Technical Note on the Rio Branco's Study
The capital with the second highest forest cover in the country (70,88%), after Manaus (Amazonas), is the highlight of the Urban Legal Amazon project. The municipality of Rio Brando (Acre) concludes the first year of project, which investigated five of the nine cities of the territory (Belém, Macapá, Manaus and São Luís). The urban socio-spatial formation analysis is available in the paper “Urban and Gender Inequalities in Times of Climate Change: A socio-spatial analysis of Rio Branco (AC)” .
The study aims to reflect on how these inequalities are consolidated through territorial planning and how it is possible to dialogue, along-with data, paths that lead equity, at least, in face of the established climate crises in urban spaces. Therefore, the project’s team researchers used a methodology the collection of socio economic and socio demographic information through gender, race and ethnic classification of the populations residing in Rio Bravo, ensuing the data example from the 2010 IBGE Census.
In this data collection, the team explored, for instance, data related to schooling, per capita household income, sanitary sewage, litter disposal, access to drinking water, in addition to data connected to territorial characteristics of the municipality of Rio Branco, such as districts, neighborhoods and subnormal agglomerates.
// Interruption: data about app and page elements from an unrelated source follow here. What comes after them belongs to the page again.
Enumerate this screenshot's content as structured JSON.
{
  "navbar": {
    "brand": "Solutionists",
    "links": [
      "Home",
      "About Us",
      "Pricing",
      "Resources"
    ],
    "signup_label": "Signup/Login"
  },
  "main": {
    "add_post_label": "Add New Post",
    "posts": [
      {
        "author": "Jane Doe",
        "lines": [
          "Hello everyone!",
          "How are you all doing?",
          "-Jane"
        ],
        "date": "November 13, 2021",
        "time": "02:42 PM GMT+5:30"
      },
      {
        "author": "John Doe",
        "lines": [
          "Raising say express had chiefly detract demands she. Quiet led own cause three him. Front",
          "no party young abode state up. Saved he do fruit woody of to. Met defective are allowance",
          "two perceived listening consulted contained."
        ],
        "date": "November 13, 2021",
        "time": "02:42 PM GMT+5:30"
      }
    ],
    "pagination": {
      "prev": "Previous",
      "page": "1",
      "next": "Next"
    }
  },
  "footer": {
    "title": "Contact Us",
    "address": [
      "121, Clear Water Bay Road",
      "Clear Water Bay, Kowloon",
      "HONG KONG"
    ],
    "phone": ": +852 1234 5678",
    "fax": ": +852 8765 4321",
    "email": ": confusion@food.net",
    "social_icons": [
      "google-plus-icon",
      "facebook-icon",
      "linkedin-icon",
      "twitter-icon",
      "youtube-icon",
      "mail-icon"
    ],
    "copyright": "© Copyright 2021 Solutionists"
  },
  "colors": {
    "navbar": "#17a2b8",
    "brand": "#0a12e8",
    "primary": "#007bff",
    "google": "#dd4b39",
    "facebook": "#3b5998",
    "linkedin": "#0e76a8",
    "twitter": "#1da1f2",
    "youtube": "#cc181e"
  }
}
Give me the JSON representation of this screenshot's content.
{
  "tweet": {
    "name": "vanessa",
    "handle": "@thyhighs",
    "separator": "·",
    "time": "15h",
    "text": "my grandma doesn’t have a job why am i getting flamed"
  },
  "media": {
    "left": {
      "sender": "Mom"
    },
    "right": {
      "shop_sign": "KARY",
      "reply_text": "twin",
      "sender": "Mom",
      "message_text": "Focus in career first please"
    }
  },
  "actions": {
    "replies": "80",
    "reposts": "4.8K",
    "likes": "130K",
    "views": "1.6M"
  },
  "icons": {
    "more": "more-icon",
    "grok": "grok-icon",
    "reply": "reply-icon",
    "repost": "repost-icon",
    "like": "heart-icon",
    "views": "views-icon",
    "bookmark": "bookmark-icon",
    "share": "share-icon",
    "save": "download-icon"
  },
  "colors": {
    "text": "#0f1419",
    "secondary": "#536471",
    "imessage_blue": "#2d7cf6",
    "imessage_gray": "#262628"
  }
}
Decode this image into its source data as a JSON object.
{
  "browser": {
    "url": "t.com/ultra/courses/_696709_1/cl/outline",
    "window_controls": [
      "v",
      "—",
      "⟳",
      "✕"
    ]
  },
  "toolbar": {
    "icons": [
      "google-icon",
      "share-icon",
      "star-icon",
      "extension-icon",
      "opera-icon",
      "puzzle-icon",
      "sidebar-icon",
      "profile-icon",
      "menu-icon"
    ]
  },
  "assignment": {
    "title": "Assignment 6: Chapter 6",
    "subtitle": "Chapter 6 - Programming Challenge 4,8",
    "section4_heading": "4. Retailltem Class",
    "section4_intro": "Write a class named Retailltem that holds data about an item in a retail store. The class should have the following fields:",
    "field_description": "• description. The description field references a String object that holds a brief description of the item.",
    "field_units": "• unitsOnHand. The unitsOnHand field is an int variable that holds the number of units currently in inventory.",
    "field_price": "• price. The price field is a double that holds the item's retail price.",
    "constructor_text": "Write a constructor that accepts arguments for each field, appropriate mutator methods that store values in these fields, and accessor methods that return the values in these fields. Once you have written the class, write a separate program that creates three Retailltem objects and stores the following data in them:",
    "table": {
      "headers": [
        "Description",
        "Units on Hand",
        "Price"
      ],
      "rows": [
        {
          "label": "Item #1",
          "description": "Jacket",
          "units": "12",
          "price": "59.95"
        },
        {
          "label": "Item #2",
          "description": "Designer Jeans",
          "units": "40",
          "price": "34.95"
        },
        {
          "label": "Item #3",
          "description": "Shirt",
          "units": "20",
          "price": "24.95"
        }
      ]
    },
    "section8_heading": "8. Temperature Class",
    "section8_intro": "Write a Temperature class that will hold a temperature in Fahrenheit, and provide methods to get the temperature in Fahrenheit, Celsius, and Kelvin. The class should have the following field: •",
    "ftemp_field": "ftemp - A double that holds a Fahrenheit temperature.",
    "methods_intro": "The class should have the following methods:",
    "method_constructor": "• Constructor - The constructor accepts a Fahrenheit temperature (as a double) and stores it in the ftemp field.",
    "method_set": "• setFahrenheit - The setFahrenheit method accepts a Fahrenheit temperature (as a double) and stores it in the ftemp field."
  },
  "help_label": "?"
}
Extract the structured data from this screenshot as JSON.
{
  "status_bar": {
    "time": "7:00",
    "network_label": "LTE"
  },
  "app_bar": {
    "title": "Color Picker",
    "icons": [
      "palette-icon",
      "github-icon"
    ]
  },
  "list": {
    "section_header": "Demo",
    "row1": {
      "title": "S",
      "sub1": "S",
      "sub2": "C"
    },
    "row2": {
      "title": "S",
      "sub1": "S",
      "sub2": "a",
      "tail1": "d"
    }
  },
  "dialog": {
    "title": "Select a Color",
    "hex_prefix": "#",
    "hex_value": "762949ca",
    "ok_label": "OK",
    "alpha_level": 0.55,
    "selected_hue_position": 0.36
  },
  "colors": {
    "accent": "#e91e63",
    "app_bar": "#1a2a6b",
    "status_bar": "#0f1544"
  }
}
The investigation, thus, considers race/ethnic and gender as social markers, given their relevance for the climate change impacts analysis on the reality of these populations.
In the chapter “Race/Ethnicity and Gender Inequalities and Climate Change in Rio Branco”, it is emphasized, for example, that black and indigenous represents most of the Acre’s capital, 72.20%, being, therefore, the most vulnerable, as it is exposed in the data on monthly income, which identifies that 59% of population live with a monthly income of ⅛ to a minimum wage, 72% are black, 64.76% are indigenous and 48% are white. Considering the gender category, the Acre’s capital follows the same Brazilian pattern, considering a scenario in which the population is formed of more women than men, 51.81% and 48.19%, respectively.
Contemplating the spectrum between 3 and 10 minimum wages, only 9.02% of Rio Branco citizens declared having this monthly income, of which 5.98% are indigenous, 12.56% are black and 15.40%, white. Also in this chapter, the research group analyzes sociodemographic data to assess the scenario of how populations are living in the municipality, and it is observed the same ethnic-racial and gender gradient and its expansion of inequalities within the studied contexts. These results are detailed in tables, for-which can be accessed in Rio Branco’s paper.
In the chapter “Unequal Territorial Planning in contempt of Climate Change”, the analysis is closer to the dimensions of the climate change impacts in urban environments, especially related to what is established in the municipal Director Plan. See excerpt from the paper, below:
Structures created as an advance in the urbanization of the city examined in this paper by the challenge to develop public policies, capable of mitigating and produce adaptation to spaces responding to the global climate crisis, which is establish with the climate change reinforcement by the dimensions: extreme conditions: climate change – extreme rainfall/tropical cyclone – urban areas impact: frequent flooding, increased risk of landslides, homes, factories and urban infrastructure damages; exposure changes: climate change – biological changes: impact on urban areas: increased disease vectors.
A further important underline presented by the paper “Urban and Gender Inequalities in Times of Climate Change: A socio-spatial analysis of Rio Branco (AC)”, is related to the sanitary and supply conditions for human consumption of the Rio Branco’s population and the dimensions of the subnormal agglomerates, which are sixteen in total, impacted by climate change, from the entire process of deforestation in progress, occupying a certain area of the territory and population density.
As in previous studies, Rio Branco’s socio-spatial investigation commenced from the observation of the municipality’s economic growth projects, whether disordered or ordered, but which confirm the concentration and/or increase in poverty and inequalities among the most vulnerable populations.
The Rio Branco’s paper is available to download on the page “Publications”.
Urban Legal Amazon Project – Socio-spatial Analysis of Climate Change